The backrest sliding back and forth makes the couch look messy sometimes. The wiggle is a bit less of an issue since it’s up against a wall, and the weight of someone resting on it makes it sit where it should.

Similarly, in spite of the Velcro to hold the seat cushion in place, it’s prone to sliding forward as you use it. This causes the back cushion to fall into the gap and the bottom of the back cushion gets stuck on the Velcro that was supposed to keep the seat cushion in place. While the fact that this makes the couch look messy and cheap isn’t great, it also has the added effect of damaging the back cushion as the Velcro wears out the fabric.

Simulating the issue mentioned above

Low-Quality Cushions

When you buy a sofa you assume (fairly, in my opinion) that it will be comfortable to lay across. This is not the case for the Transformer Couch. This is due in part to the issue mentioned earlier with the gap between the seat panel and the edge of the box structure, but the filling in the cushions also seems unusually low quality. The cushions advertised on the Transformer Couch website and Kickstarter campaign look nearly as tall if not taller than the box they rest on, but in reality they’re maybe a third of the height. We thought they might grow as they breathed, in the way memory foam does, because they arrived vacuum sealed, but over a month later they don’t look significantly different.

Here is the originally advertised Transformer Couch vs. ours. Note the difference in thickness between the base and cushion in each.

The advertised transformer couch, in the same colour as ours
Our transformer couch, not nearly as plush as advertised

Beyond the low quality filling and anemic thickness, the cushions also happen to be wider than the base such that it pushes neighboring cushions off. You can see how on the advertised couch above, the cushion edge lines up perfectly with the edge of the box. On our actual couch, you can see several inches of overhang. This further degrades the look of the couch, but also makes corner sections particularly awkward as there’s not enough room for the seat cushion. This contributes to the cushions sliding around and falling off as neighboring cushions push up on them.

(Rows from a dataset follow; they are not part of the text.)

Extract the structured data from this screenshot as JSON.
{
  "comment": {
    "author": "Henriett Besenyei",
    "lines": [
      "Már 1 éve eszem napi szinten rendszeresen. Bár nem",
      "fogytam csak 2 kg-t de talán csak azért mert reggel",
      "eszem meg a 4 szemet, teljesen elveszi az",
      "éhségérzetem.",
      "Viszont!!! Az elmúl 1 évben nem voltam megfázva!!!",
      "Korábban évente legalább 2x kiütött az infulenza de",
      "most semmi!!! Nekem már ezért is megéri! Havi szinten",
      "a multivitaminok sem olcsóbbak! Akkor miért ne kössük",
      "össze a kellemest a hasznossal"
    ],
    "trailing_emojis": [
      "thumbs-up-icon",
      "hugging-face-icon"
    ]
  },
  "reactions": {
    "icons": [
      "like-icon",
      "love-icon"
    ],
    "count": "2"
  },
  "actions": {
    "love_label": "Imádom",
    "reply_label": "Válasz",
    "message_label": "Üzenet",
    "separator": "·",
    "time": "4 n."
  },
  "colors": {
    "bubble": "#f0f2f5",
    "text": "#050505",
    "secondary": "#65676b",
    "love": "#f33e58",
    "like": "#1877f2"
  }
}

Final verdict and possible solutions

Don’t buy this couch! It’s incredibly overpriced for the quality.
However, if you did buy it, we think some DIY fixes could potentially help a lot of the issues:

  • Pay for custom latex or high quality foam replacement inserts for the cushions.
  • Fill in the inserts for the backs/sides with something to make them fit snug and wiggle less
  • Add something to raise/level the bed the seat cushions sit on so there aren’t hard ridges between sections
  • Attach fabric or leather handles to the storage covers to make them more practical to quickly access

While the last three items aren’t too difficult to do on the cheap, fixing the lack of padding can be nearly as expensive as the couch itself.